As I said, the notion of identity is essential in the record. We live in a society with increasing identity issues. In a love relationship for instance, we can sometimes wonder if we are really ourselves. This is also the case at work or on social networks. The record invites people to ask questions about themselves and their own vision of society.
How did you document the music while it was being formulated?
I’ve learnt music by myself and I always « feel » the music. Sometimes, when I write music on piano or guitar, I already hear all the instruments in my head. I’ve always worked like this.
Is the dynamic flow of the pieces carefully architected?
“The Awakening” contains six new songs. The beginning and the end of our album are linked, like an infinite loop. Each song has its own place in the album, and we paid particular attention to the transitions between tracks.
Describe the approach to recording the album.

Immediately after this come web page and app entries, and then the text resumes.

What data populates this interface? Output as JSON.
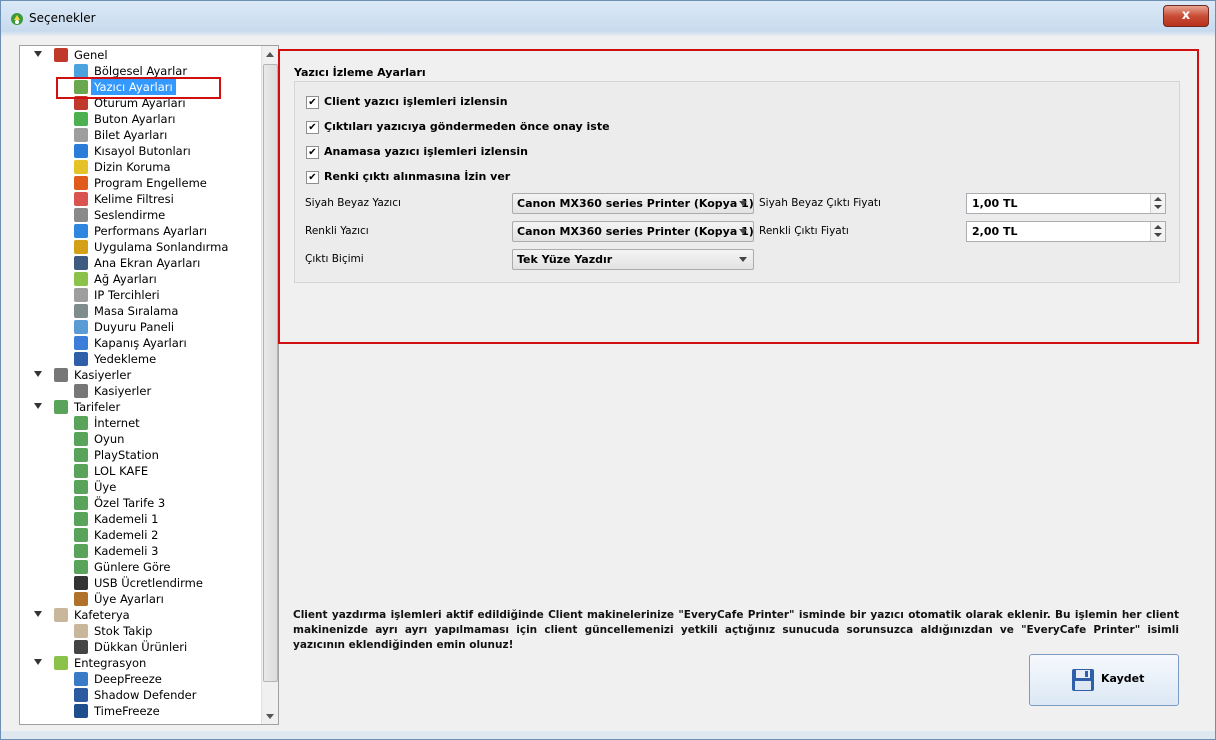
{
  "window": {
    "title": "Seçenekler",
    "close_label": "x"
  },
  "tree": {
    "items": [
      {
        "label": "Genel",
        "level": 0,
        "expanded": true,
        "icon": "tools-icon"
      },
      {
        "label": "Bölgesel Ayarlar",
        "level": 1,
        "icon": "globe-icon"
      },
      {
        "label": "Yazıcı Ayarları",
        "level": 1,
        "icon": "printer-icon",
        "selected": true
      },
      {
        "label": "Oturum Ayarları",
        "level": 1,
        "icon": "tools-icon"
      },
      {
        "label": "Buton Ayarları",
        "level": 1,
        "icon": "check-circle-icon"
      },
      {
        "label": "Bilet Ayarları",
        "level": 1,
        "icon": "ticket-printer-icon"
      },
      {
        "label": "Kısayol Butonları",
        "level": 1,
        "icon": "play-circle-icon"
      },
      {
        "label": "Dizin Koruma",
        "level": 1,
        "icon": "folder-shield-icon"
      },
      {
        "label": "Program Engelleme",
        "level": 1,
        "icon": "forbidden-icon"
      },
      {
        "label": "Kelime Filtresi",
        "level": 1,
        "icon": "document-x-icon"
      },
      {
        "label": "Seslendirme",
        "level": 1,
        "icon": "speaker-icon"
      },
      {
        "label": "Performans Ayarları",
        "level": 1,
        "icon": "puzzle-icon"
      },
      {
        "label": "Uygulama Sonlandırma",
        "level": 1,
        "icon": "broom-icon"
      },
      {
        "label": "Ana Ekran Ayarları",
        "level": 1,
        "icon": "monitor-icon"
      },
      {
        "label": "Ağ Ayarları",
        "level": 1,
        "icon": "network-icon"
      },
      {
        "label": "IP Tercihleri",
        "level": 1,
        "icon": "ip-icon"
      },
      {
        "label": "Masa Sıralama",
        "level": 1,
        "icon": "grid-icon"
      },
      {
        "label": "Duyuru Paneli",
        "level": 1,
        "icon": "envelope-icon"
      },
      {
        "label": "Kapanış Ayarları",
        "level": 1,
        "icon": "shutdown-icon"
      },
      {
        "label": "Yedekleme",
        "level": 1,
        "icon": "floppy-icon"
      },
      {
        "label": "Kasiyerler",
        "level": 0,
        "expanded": true,
        "icon": "user-icon"
      },
      {
        "label": "Kasiyerler",
        "level": 1,
        "icon": "user-icon"
      },
      {
        "label": "Tarifeler",
        "level": 0,
        "expanded": true,
        "icon": "tariff-icon"
      },
      {
        "label": "İnternet",
        "level": 1,
        "icon": "tariff-icon"
      },
      {
        "label": "Oyun",
        "level": 1,
        "icon": "tariff-icon"
      },
      {
        "label": "PlayStation",
        "level": 1,
        "icon": "tariff-icon"
      },
      {
        "label": "LOL KAFE",
        "level": 1,
        "icon": "tariff-icon"
      },
      {
        "label": "Üye",
        "level": 1,
        "icon": "tariff-icon"
      },
      {
        "label": "Özel Tarife 3",
        "level": 1,
        "icon": "tariff-icon"
      },
      {
        "label": "Kademeli 1",
        "level": 1,
        "icon": "tariff-icon"
      },
      {
        "label": "Kademeli 2",
        "level": 1,
        "icon": "tariff-icon"
      },
      {
        "label": "Kademeli 3",
        "level": 1,
        "icon": "tariff-icon"
      },
      {
        "label": "Günlere Göre",
        "level": 1,
        "icon": "tariff-icon"
      },
      {
        "label": "USB Ücretlendirme",
        "level": 1,
        "icon": "usb-icon"
      },
      {
        "label": "Üye Ayarları",
        "level": 1,
        "icon": "member-icon"
      },
      {
        "label": "Kafeterya",
        "level": 0,
        "expanded": true,
        "icon": "cup-icon"
      },
      {
        "label": "Stok Takip",
        "level": 1,
        "icon": "cup-icon"
      },
      {
        "label": "Dükkan Ürünleri",
        "level": 1,
        "icon": "cart-icon"
      },
      {
        "label": "Entegrasyon",
        "level": 0,
        "expanded": true,
        "icon": "network-icon"
      },
      {
        "label": "DeepFreeze",
        "level": 1,
        "icon": "deepfreeze-icon"
      },
      {
        "label": "Shadow Defender",
        "level": 1,
        "icon": "shadow-defender-icon"
      },
      {
        "label": "TimeFreeze",
        "level": 1,
        "icon": "timefreeze-icon"
      }
    ]
  },
  "printer": {
    "group_title": "Yazıcı İzleme Ayarları",
    "checkboxes": [
      {
        "label": "Client yazıcı işlemleri izlensin",
        "checked": true
      },
      {
        "label": "Çıktıları yazıcıya göndermeden önce onay iste",
        "checked": true
      },
      {
        "label": "Anamasa yazıcı işlemleri izlensin",
        "checked": true
      },
      {
        "label": "Renki çıktı alınmasına İzin ver",
        "checked": true
      }
    ],
    "bw_printer_label": "Siyah Beyaz Yazıcı",
    "bw_printer_value": "Canon MX360 series Printer (Kopya 1)",
    "bw_price_label": "Siyah Beyaz Çıktı Fiyatı",
    "bw_price_value": "1,00 TL",
    "color_printer_label": "Renkli Yazıcı",
    "color_printer_value": "Canon MX360 series Printer (Kopya 1)",
    "color_price_label": "Renkli Çıktı Fiyatı",
    "color_price_value": "2,00 TL",
    "output_format_label": "Çıktı Biçimi",
    "output_format_value": "Tek Yüze Yazdır"
  },
  "info_text": "Client yazdırma işlemleri aktif edildiğinde Client makinelerinize \"EveryCafe Printer\" isminde bir yazıcı otomatik olarak eklenir. Bu işlemin her client makinenizde ayrı ayrı yapılmaması için client güncellemenizi yetkili açtığınız sunucuda sorunsuzca aldığınızdan ve \"EveryCafe Printer\" isimli yazıcının eklendiğinden emin olunuz!",
  "save_label": "Kaydet",
  "colors": {
    "accent_red": "#d01010",
    "selection_blue": "#3399ff"
  }
}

It was important for us to record “The Awakening” in a great studio. “Raising Hands” was made at home for many parts, and the sound on the new record is much better. We finished the writing process during the pandemic period.
How long “The Awakening” was in the making?
The writing process was quite short. “The Awakening” was released only a year and a half after our EP “Raising Hands.”
Which bands or artists influenced your work on the release?
Many bands influenced us, even if we hope to have our own identity. Pink Floyd and Porcupine Tree of course, but also many artists like Kate Bush (Aerial and 50 Words for Snow), minimalist and movie music composers like Philip Glass, Ludovico Einaudi, Ennio Morricone, Jerry Goldsmith, Angelo Badalamenti. Goldfrapp influenced me a lot.
What is your view on technology in music?
Technology can be very useful and we have now great tools to write music. But it is essential not to be too dependent on it.
Do you see your music as serving a purpose beyond music?
As an artist, we always hope to have some influence on subjects that are not just about music. More broadly, we hope our music will continue to bring some light and happiness to people in these difficult times. That’s a good beginning.
What are your plans for the future?
We want to tour a lot with our debut album. We are currently working hard on finding dates, and also on our light show, which will be an important part of the future concerts. If music is essential for me, light show is equally important during a concert and I want the audience to be immerged by it, especially during powerful moments or, at the opposite, ambient and atmospheric moments. I also started to work on albums 2 and 3.